And more than just the massive influx of tourism dollars, it will be the exposure to Americans and Cubans, person-to-person in ways we don't do enough with China and Vietnam (literally half the world away). I'd like to think enough decent Americans visiting over there will meet enough decent Cubans to where Cubans will see American attitudes - and, let's be blunt, our bluntness - as our way of being open and honest with ourselves and with others.
And that's just the tourism bit. One of the big benefits of ending the hostility will be the chance of families - the Cuban exile community - divided by decades of political bullheadedness having a chance to go home in peace, or at least visit regularly and rebuild lost legacies.
Again, a lot of this is going to have to involve delicate dealings with a lot of egos on both sides to soothe: the pro-Castro regime is not going to like any demands from the anti-Castro exiles and vice versa. The sticking point will be settling reparations or restorations of properties/businesses from the 1960s. The anti-Castro groups will most likely insist on criminal charges for human rights violations as well (as anyone fighting over the U.S. torture regime and our failure to indict any of those criminals will attest, it's a messy argument).
Thing is, let's face facts: the Cold War is over. We won. Yay capitalism. Our ongoing hostility towards Cuba was really going nowhere in terms of our international standing. Out of sheer spite - out of America's paternalistic political world-view of North America as our personal playground - we've been perpetuating an economic lockdown of a nation that could prove a solid trading ally and a force for regional good instead of evil.
It's been eleven Presidnets - Eisenhower, Kennedy, Johnson, Nixon, Ford, Carter, Reagan, Bush the Elder, Clinton, Bush the Lesser, Obama - since those sanctions were placed.
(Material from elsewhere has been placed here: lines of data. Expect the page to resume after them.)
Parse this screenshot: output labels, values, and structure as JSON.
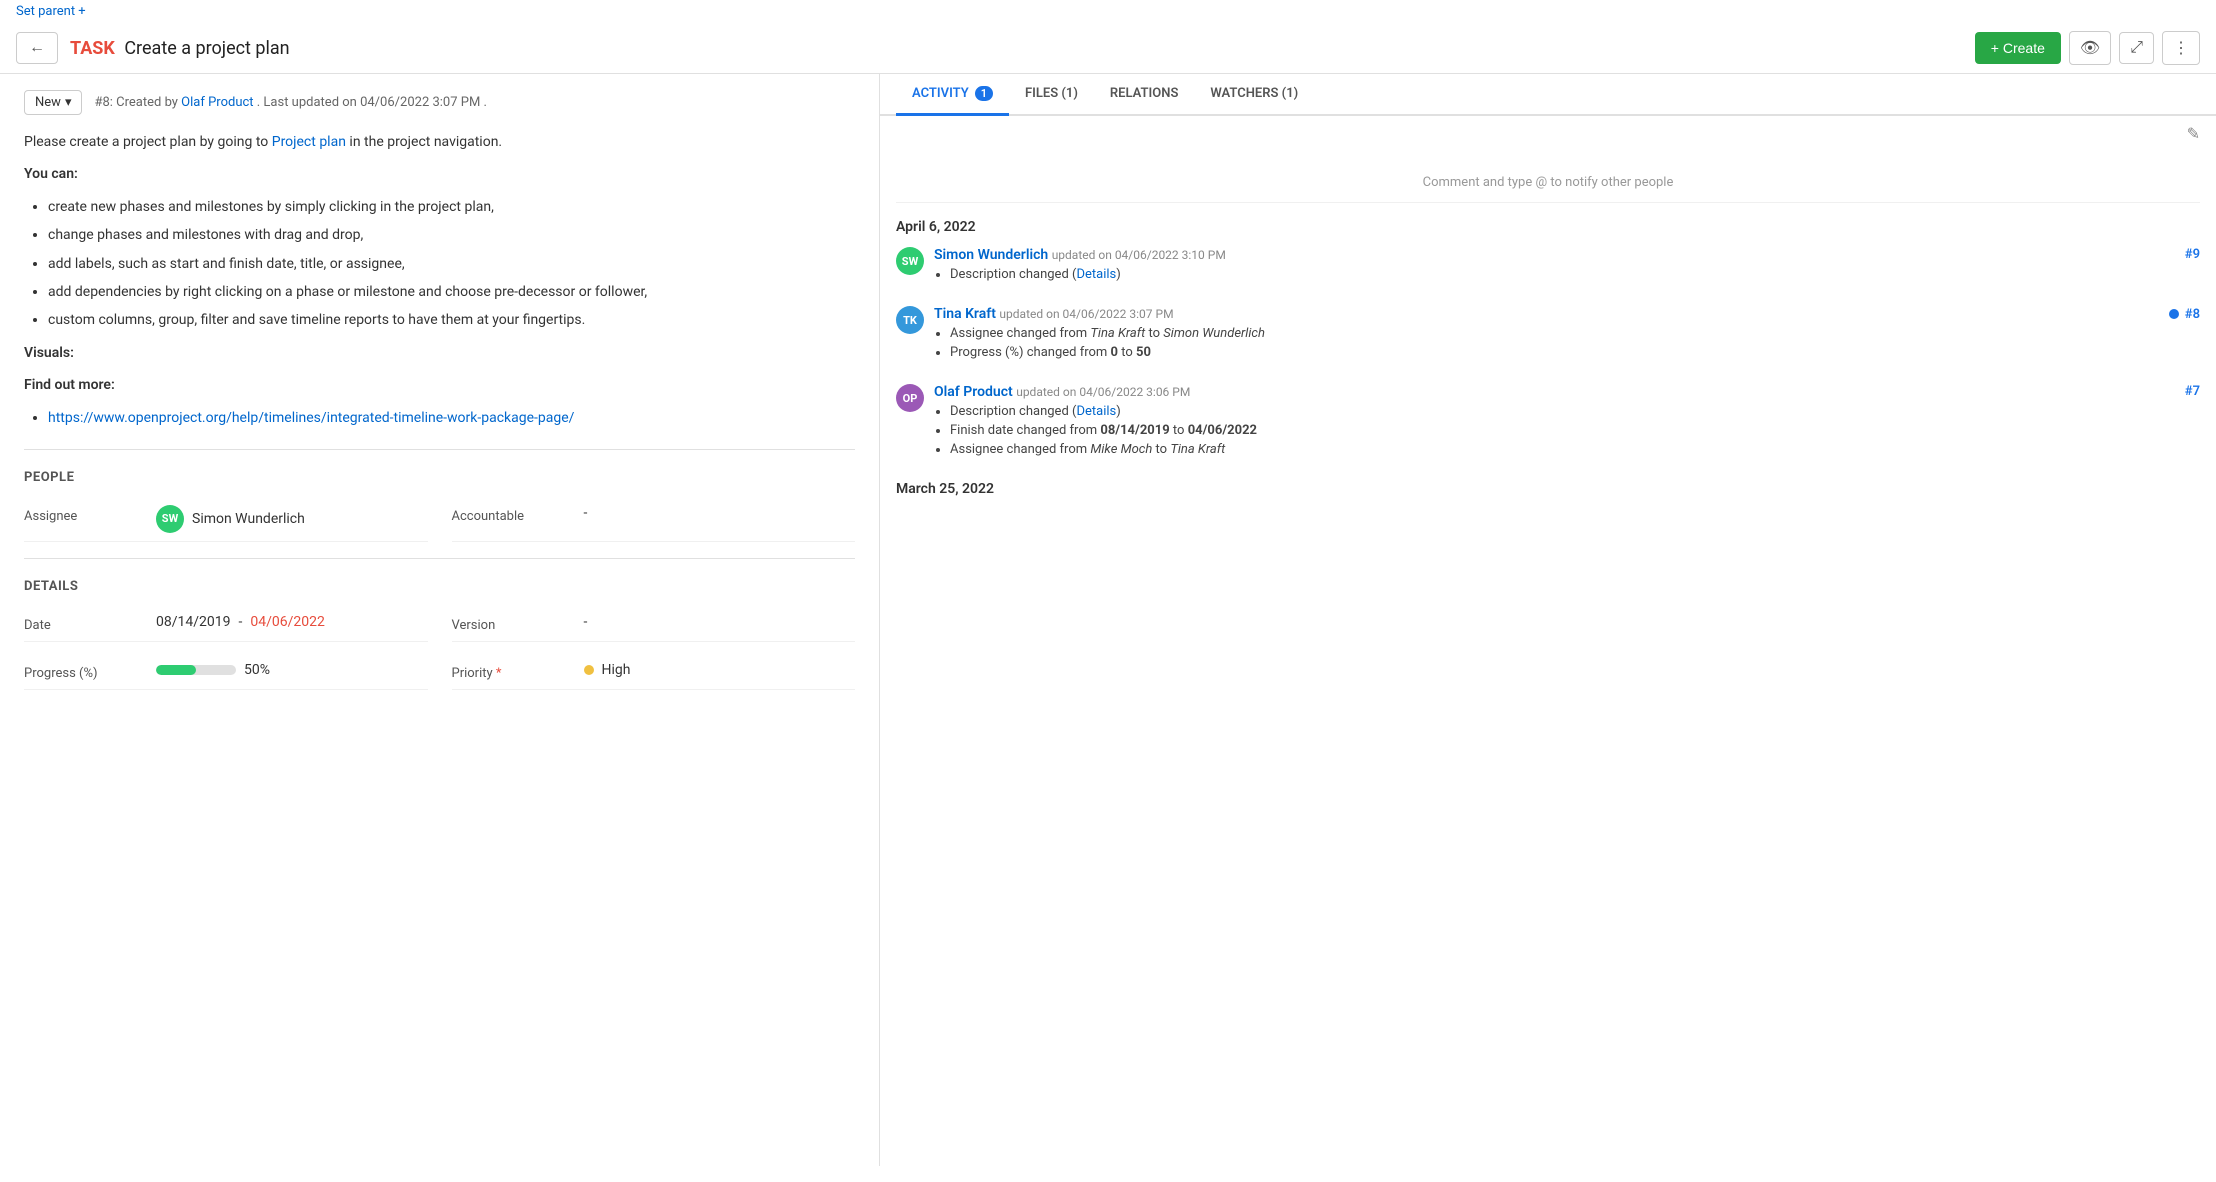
{
  "header": {
    "back_label": "←",
    "task_label": "TASK",
    "title": "Create a project plan",
    "create_label": "+ Create",
    "create_arrow": "▾",
    "watch_icon": "👁",
    "expand_icon": "⤢",
    "more_icon": "⋮"
  },
  "set_parent": {
    "label": "Set parent +",
    "href": "#"
  },
  "status": {
    "badge_label": "New",
    "badge_arrow": "▾",
    "meta": "#8: Created by ",
    "author": "Olaf Product",
    "meta_after": " . Last updated on 04/06/2022 3:07 PM ."
  },
  "description": {
    "intro": "Please create a project plan by going to ",
    "link_text": "Project plan",
    "intro_after": " in the project navigation.",
    "you_can": "You can:",
    "bullets": [
      "create new phases and milestones by simply clicking in the project plan,",
      "change phases and milestones with drag and drop,",
      "add labels, such as start and finish date, title, or assignee,",
      "add dependencies by right clicking on a phase or milestone and choose pre-decessor or follower,",
      "custom columns, group, filter and save timeline reports to have them at your fingertips."
    ],
    "visuals": "Visuals:",
    "find_out": "Find out more:",
    "link_url": "https://www.openproject.org/help/timelines/integrated-timeline-work-package-page/"
  },
  "people_section": {
    "title": "PEOPLE",
    "assignee_label": "Assignee",
    "assignee_name": "Simon Wunderlich",
    "assignee_initials": "SW",
    "accountable_label": "Accountable",
    "accountable_value": "-"
  },
  "details_section": {
    "title": "DETAILS",
    "date_label": "Date",
    "date_start": "08/14/2019",
    "date_dash": " - ",
    "date_end": "04/06/2022",
    "version_label": "Version",
    "version_value": "-",
    "progress_label": "Progress (%)",
    "progress_value": 50,
    "progress_display": "50%",
    "priority_label": "Priority",
    "priority_value": "High",
    "priority_required": "*"
  },
  "tabs": [
    {
      "id": "activity",
      "label": "ACTIVITY",
      "badge": "1",
      "active": true
    },
    {
      "id": "files",
      "label": "FILES (1)",
      "badge": null,
      "active": false
    },
    {
      "id": "relations",
      "label": "RELATIONS",
      "badge": null,
      "active": false
    },
    {
      "id": "watchers",
      "label": "WATCHERS (1)",
      "badge": null,
      "active": false
    }
  ],
  "activity": {
    "comment_hint": "Comment and type @ to notify other people",
    "date_group_1": "April 6, 2022",
    "items": [
      {
        "id": "9",
        "user": "Simon Wunderlich",
        "initials": "SW",
        "avatar_class": "avatar-sw",
        "meta": "updated on 04/06/2022 3:10 PM",
        "changes": [
          {
            "text": "Description changed (",
            "link": "Details",
            "text_after": ")"
          }
        ],
        "has_dot": false
      },
      {
        "id": "8",
        "user": "Tina Kraft",
        "initials": "TK",
        "avatar_class": "avatar-tk",
        "meta": "updated on 04/06/2022 3:07 PM",
        "changes": [
          {
            "text": "Assignee changed from Tina Kraft to Simon Wunderlich"
          },
          {
            "text": "Progress (%) changed from 0 to 50"
          }
        ],
        "has_dot": true
      },
      {
        "id": "7",
        "user": "Olaf Product",
        "initials": "OP",
        "avatar_class": "avatar-op",
        "meta": "updated on 04/06/2022 3:06 PM",
        "changes": [
          {
            "text": "Description changed (",
            "link": "Details",
            "text_after": ")"
          },
          {
            "text": "Finish date changed from 08/14/2019 to 04/06/2022"
          },
          {
            "text": "Assignee changed from Mike Moch to Tina Kraft"
          }
        ],
        "has_dot": false
      }
    ],
    "date_group_2": "March 25, 2022"
  }
}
Ever since Bush the Elder's tenure, when the Soviet Union fell and Cuba lost its protector, we should have been making this effort to normalize relations and use peace to end the Castro regimes.
At least Obama is making the effort now. While the Republicans and the Far Right (among them the exile hard-liners) will scream bloody murder about this, nearly every other player involved - our allies, local nations, a majority of Americans a lot of whom weren't even alive when the Cold War ended - will see this as a good thing.
|via Huffington Post|
And with luck, Disney will be smart enough to keep the 1950s Art Deco retro look when they turn all of Havana into an Epcot Center.
(caveat: I am writing this from Florida. Any Floridian will tell you: Do Not F-CK with Disney. They're like Hyman Roth, only with better PR. If they wanna turn all of Havana into an Epcot, nothing's gonna stop them)